- Grid-scale energy storage installations quadrupled in the first quarter of the year, compared to the same period in 2021, but geopolitical and domestic conflicts kept figures from being higher, according to the U.S. Storage Monitor report published by Wood Mackenzie and the American Clean Power Association on June 15.
- Overall storage installations rose 955 MW and 2,875 MWh during the first quarter, outpacing last year’s results. Large-scale storage is expected to reach 41 GWh by 2026, and residential battery installations are projected to reach 2.3 GWh by that same time year.
- California has the most large and small scale storage installations of any state, while Texas has the next highest level of grid storage and Puerto Rico has the second highest level of behind-the-meter storage.
Ongoing challenges, including constraints on imported battery elements, will continue to affect the pace of energy storage installations, according to analysts.
Developers that pair grid storage with solar took a hit from the federal investigation of the anti-circumvention petition alleging photovoltaic solar arrays from Southeast Asia include parts from China, potentially bypassing anti-dumping restrictions, Wood Mackenzie and ACP’s report added.
The report highlights a number of storage applications that prompted continued development despite a slowdown in installations. Energy storage is growing in importance because it can reduce the electricity sector’s carbon emissions by sending stored power to the grid and homes in place of fossil fueled generation when solar power drops, researchers and advocates say. Batteries also increase the value of intermittent solar and wind resources when they store excess output that otherwise would not be used, feeding it back to the grid when wanted by the utility or home, storage experts and advocates point out. And much more energy storage fueled by renewable resources is needed to help green the grid, according to clean energy and storage analysts.
“Despite all the headwinds, the demand for customer-sited storage will likely be strong for the foreseeable future as we continue to need resiliency in the face of climate change and outages,” said Jin Noh, California Energy Storage Alliance policy director.
Grid-scale installations reached a record high by the end of the first three months of this year, reaching 747 MW, Wood Mackenzie and ACP found. Vanessa Witte, senior storage analyst with Wood Mackenzie, called this new storage peak, which was well above the 177 MW added in the first quarter of 2021, “a notable milestone” as most installations typically take place in the second half of the year. During this time, more storage is needed and weather conditions are more favorable, ACP spokesperson Will Sturgeon added
The residential sector saw more than “20,000 installations in a single quarter for the first time and we’re seeing large and small installers forge new vendor partnerships to help meet rising customer demand,” Chloe Holden, Wood Mackenzie analyst, said in a statement. There was 208 MW at 334 MWh of new behind-the-meter batteries, compared to 283 MWh added in the final quarter of last year, which was the previous highest installation rate for small scale storage, according to the report.

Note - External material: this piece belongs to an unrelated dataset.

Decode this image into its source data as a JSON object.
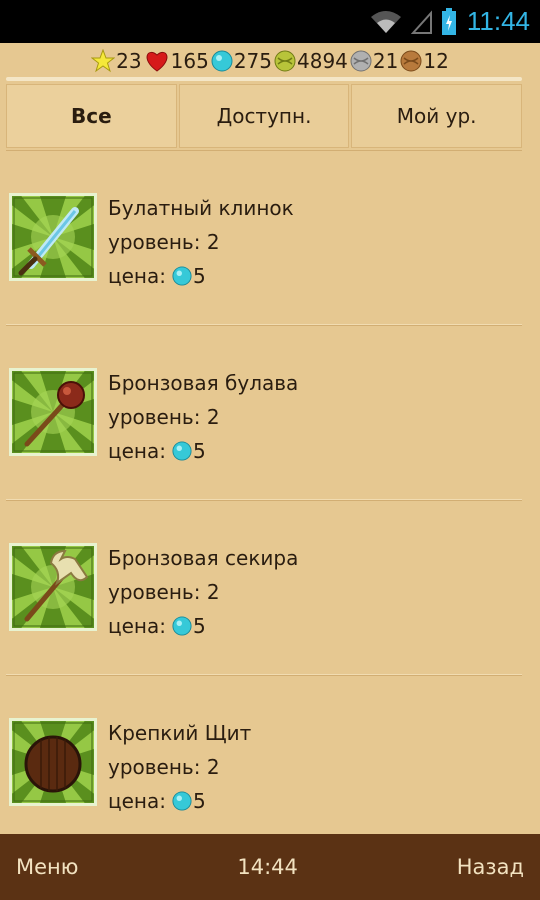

However, storage installations, which are predominantly lithium batteries, did not reach their full potential.
“While there is enough equipment to enable most planned projects to come online, deployments would have been higher for the residential and commercial segments if supply chain issues were not as acute,” Holden said in an email. She added that supply constraints “are artificially suppressing demand for behind-the-meter storage as developers, installers and customers move forward with solar-only projects rather than wait for batteries.”
ACP said it is tracking over 1,500 MW of energy storage projects that missed their original commissioning date and may be delivered later this year or even next year.
Dragging down grid-scale storage growth is the threat of proposed increased tariffs on imported solar panels from Southeast Asia, which President Joe Biden suspended for two years. Still, the Department of Commerce’s investigation of Auxin Solar’s claims of illicit panel dumping lowered projections for solar and battery projects “significantly in 2022, and to a lesser extent in 2023, as procurement stalled,” the report stated.
While grid storage is projected to reach 41 GWh in five years, and behind-the-meter capacity is expected to climb to 2.3 GWh, commercial and community storage is forecast to grow 2.6 GWh in 2026, Witte said.
California has been the leader in storage installations, reaching 1,489 MWh of grid storage and 149.4 MWh of residential storage. Texas has 334 MWh of grid storage but was in third place for residential battery installations at 24.8 MWh. Puerto Rico has the second highest level of distributed batteries, at 55.3MWh.
The pending California Public Utilities Commission Net Energy Metering proposal, or NEM, would lower the credit paid for power exported from solar rooftops, raise monthly charges but incentivize storage. If approved, the NEM proposal would only have an “incremental impact” on this market sector over the next five years said, Holden said. However, “a different proposal that allowed for more solar deployment, while incentivizing storage, would be the best case outcome for the storage industry,” she added.